- Prioritization of Investments: Small businesses should prioritize their cybersecurity investments based on risk levels and potential impact. It may not be feasible to address all security needs at once, so prioritization helps allocate resources to the most critical areas first. This could involve investing in measures that address high-risk vulnerabilities, protect sensitive customer data, or ensure compliance with industry-specific regulations. By prioritizing investments, small businesses can make the most effective use of their budget and achieve the greatest impact on their security posture.
- Long-Term Cost Projections: This includes factoring in ongoing maintenance costs, subscription fees for security services, and potential technology upgrades or replacements. Understanding the long-term cost implications helps businesses plan their budgets accordingly and avoid unexpected financial burdens in the future.
- Return on Investment (ROI) Analysis: This could include calculating the potential financial losses prevented by implementing security measures, estimating the value of protecting customer trust and reputation, and weighing the potential legal and regulatory penalties avoided through compliance. By demonstrating the ROI, small businesses can secure buy-in from stakeholders and ensure continued support for cybersecurity initiatives.
- Employee Training and Awareness: Budgeting for employee cybersecurity training and awareness programs is a critical component of long-term cybersecurity planning. Educating employees about security best practices and potential threats helps mitigate human error and enhance the overall security posture of the organization. Allocating funds for ongoing training sessions, workshops, or online resources ensures that employees are equipped with the knowledge to identify and respond to security risks effectively.
- Continuous Evaluation and Adjustment: A long-term cybersecurity budgeting plan should include provisions for continuous evaluation and adjustment. Cyber threats and the technology landscape evolve rapidly, requiring small businesses to reassess their security needs periodically. This evaluation can help identify emerging threats, evaluate the effectiveness of existing security measures, and reallocate the budget accordingly. By remaining adaptive and responsive, small businesses can ensure that their budgeting plan aligns with the dynamic nature of cybersecurity risks.
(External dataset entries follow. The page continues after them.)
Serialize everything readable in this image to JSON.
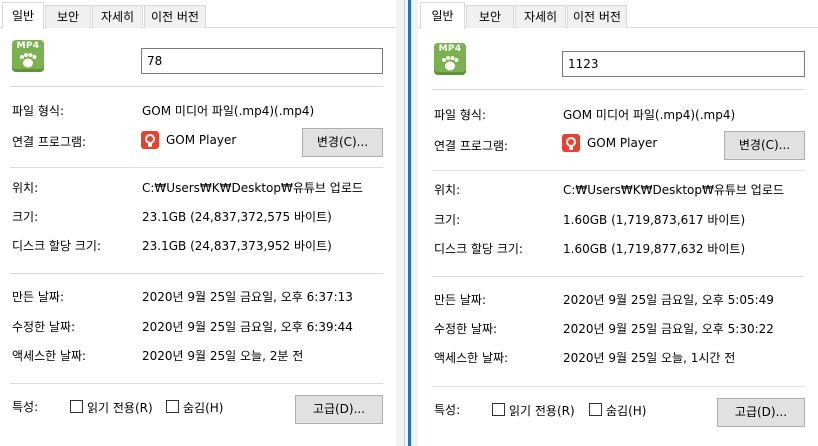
{
  "tabs": [
    "일반",
    "보안",
    "자세히",
    "이전 버전"
  ],
  "labels": {
    "file_type": "파일 형식:",
    "opens_with": "연결 프로그램:",
    "location": "위치:",
    "size": "크기:",
    "size_on_disk": "디스크 할당 크기:",
    "created": "만든 날짜:",
    "modified": "수정한 날짜:",
    "accessed": "액세스한 날짜:",
    "attributes": "특성:"
  },
  "buttons": {
    "change": "변경(C)...",
    "advanced": "고급(D)..."
  },
  "checkboxes": {
    "readonly": "읽기 전용(R)",
    "hidden": "숨김(H)"
  },
  "icon_text": "MP4",
  "left": {
    "file_name": "78",
    "file_type": "GOM 미디어 파일(.mp4)(.mp4)",
    "app_name": "GOM Player",
    "location": "C:₩Users₩K₩Desktop₩유튜브 업로드",
    "size": "23.1GB (24,837,372,575 바이트)",
    "size_on_disk": "23.1GB (24,837,373,952 바이트)",
    "created": "2020년 9월 25일 금요일, 오후 6:37:13",
    "modified": "2020년 9월 25일 금요일, 오후 6:39:44",
    "accessed": "2020년 9월 25일 오늘, 2분 전"
  },
  "right": {
    "file_name": "1123",
    "file_type": "GOM 미디어 파일(.mp4)(.mp4)",
    "app_name": "GOM Player",
    "location": "C:₩Users₩K₩Desktop₩유튜브 업로드",
    "size": "1.60GB (1,719,873,617 바이트)",
    "size_on_disk": "1.60GB (1,719,877,632 바이트)",
    "created": "2020년 9월 25일 금요일, 오후 5:05:49",
    "modified": "2020년 9월 25일 금요일, 오후 5:30:22",
    "accessed": "2020년 9월 25일 오늘, 1시간 전"
  },
  "colors": {
    "icon_green": "#7ab24f",
    "app_red": "#e8422f",
    "focus_blue": "#1f6fd0"
  }
}
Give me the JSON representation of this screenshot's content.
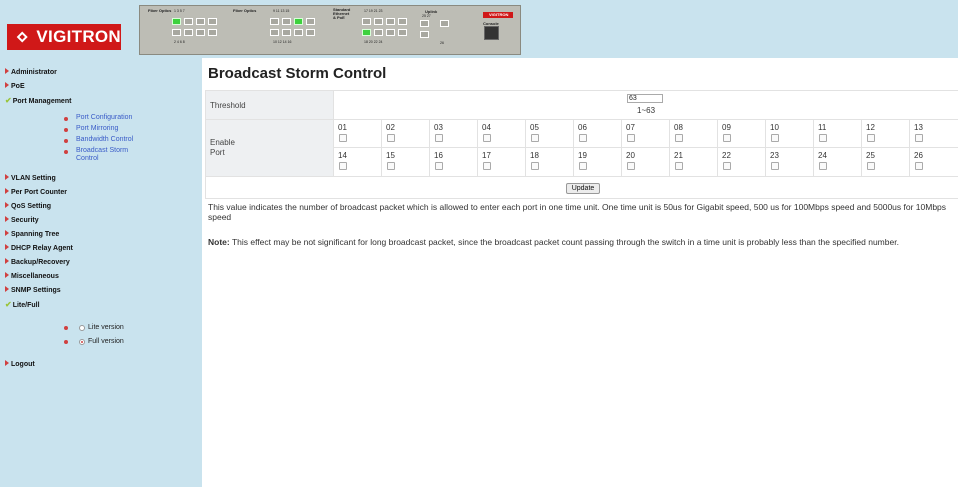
{
  "header": {
    "brand": "VIGITRON",
    "panel": {
      "label_fiber1": "Fiber Optics",
      "label_fiber2": "Fiber Optics",
      "label_standard": "Standard Ethernet & PoE",
      "label_uplink": "Uplink",
      "label_console": "Console",
      "panel_brand": "VIGITRON",
      "top_nums_1": "1  3  5  7",
      "bot_nums_1": "2  4  6  8",
      "top_nums_2": "9  11  13  15",
      "bot_nums_2": "10  12  14  16",
      "top_nums_3": "17  19  21  23",
      "bot_nums_3": "18  20  22  24",
      "uplink_top": "25  27",
      "uplink_bot": "26"
    }
  },
  "sidebar": {
    "items": [
      {
        "label": "Administrator"
      },
      {
        "label": "PoE"
      },
      {
        "label": "Port Management"
      },
      {
        "label": "VLAN Setting"
      },
      {
        "label": "Per Port Counter"
      },
      {
        "label": "QoS Setting"
      },
      {
        "label": "Security"
      },
      {
        "label": "Spanning Tree"
      },
      {
        "label": "DHCP Relay Agent"
      },
      {
        "label": "Backup/Recovery"
      },
      {
        "label": "Miscellaneous"
      },
      {
        "label": "SNMP Settings"
      },
      {
        "label": "Lite/Full"
      },
      {
        "label": "Logout"
      }
    ],
    "submenu": [
      {
        "label": "Port Configuration"
      },
      {
        "label": "Port Mirroring"
      },
      {
        "label": "Bandwidth Control"
      },
      {
        "label": "Broadcast Storm Control"
      }
    ],
    "version": {
      "lite": "Lite version",
      "full": "Full version",
      "selected": "full"
    }
  },
  "main": {
    "title": "Broadcast Storm Control",
    "threshold_label": "Threshold",
    "threshold_value": "63",
    "threshold_range": "1~63",
    "enable_port_label": "Enable Port",
    "ports_row1": [
      "01",
      "02",
      "03",
      "04",
      "05",
      "06",
      "07",
      "08",
      "09",
      "10",
      "11",
      "12",
      "13"
    ],
    "ports_row2": [
      "14",
      "15",
      "16",
      "17",
      "18",
      "19",
      "20",
      "21",
      "22",
      "23",
      "24",
      "25",
      "26"
    ],
    "update_label": "Update",
    "description": "This value indicates the number of broadcast packet which is allowed to enter each port in one time unit. One time unit is 50us for Gigabit speed, 500 us for 100Mbps speed and 5000us for 10Mbps speed",
    "note_label": "Note:",
    "note_text": " This effect may be not significant for long broadcast packet, since the broadcast packet count passing through the switch in a time unit is probably less than the specified number."
  },
  "colors": {
    "sidebar_bg": "#c9e3ee",
    "brand_red": "#d01818",
    "link_blue": "#3a5cc8",
    "arrow_red": "#d04040",
    "check_green": "#9ac43a"
  }
}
If you find that during or after cybersecurity budget planning that you are overwhelmed with identifying vulnerabilities, the extent of applications and staff you will need, or the expected cost of implementation, consider consulting with a Managed Security Services Provider. Moving to a managed security services model is a way to keep cybersecurity costs under control. By working with a trusted third-party provider, enterprises can reduce their risk of security incidents without the need to hire, train and compensate full-time staff. In addition, managed options allow companies to choose the services they need to address specific concerns. This makes it possible for organizations to build predictable, reliable budgets that only change if services are added or removed.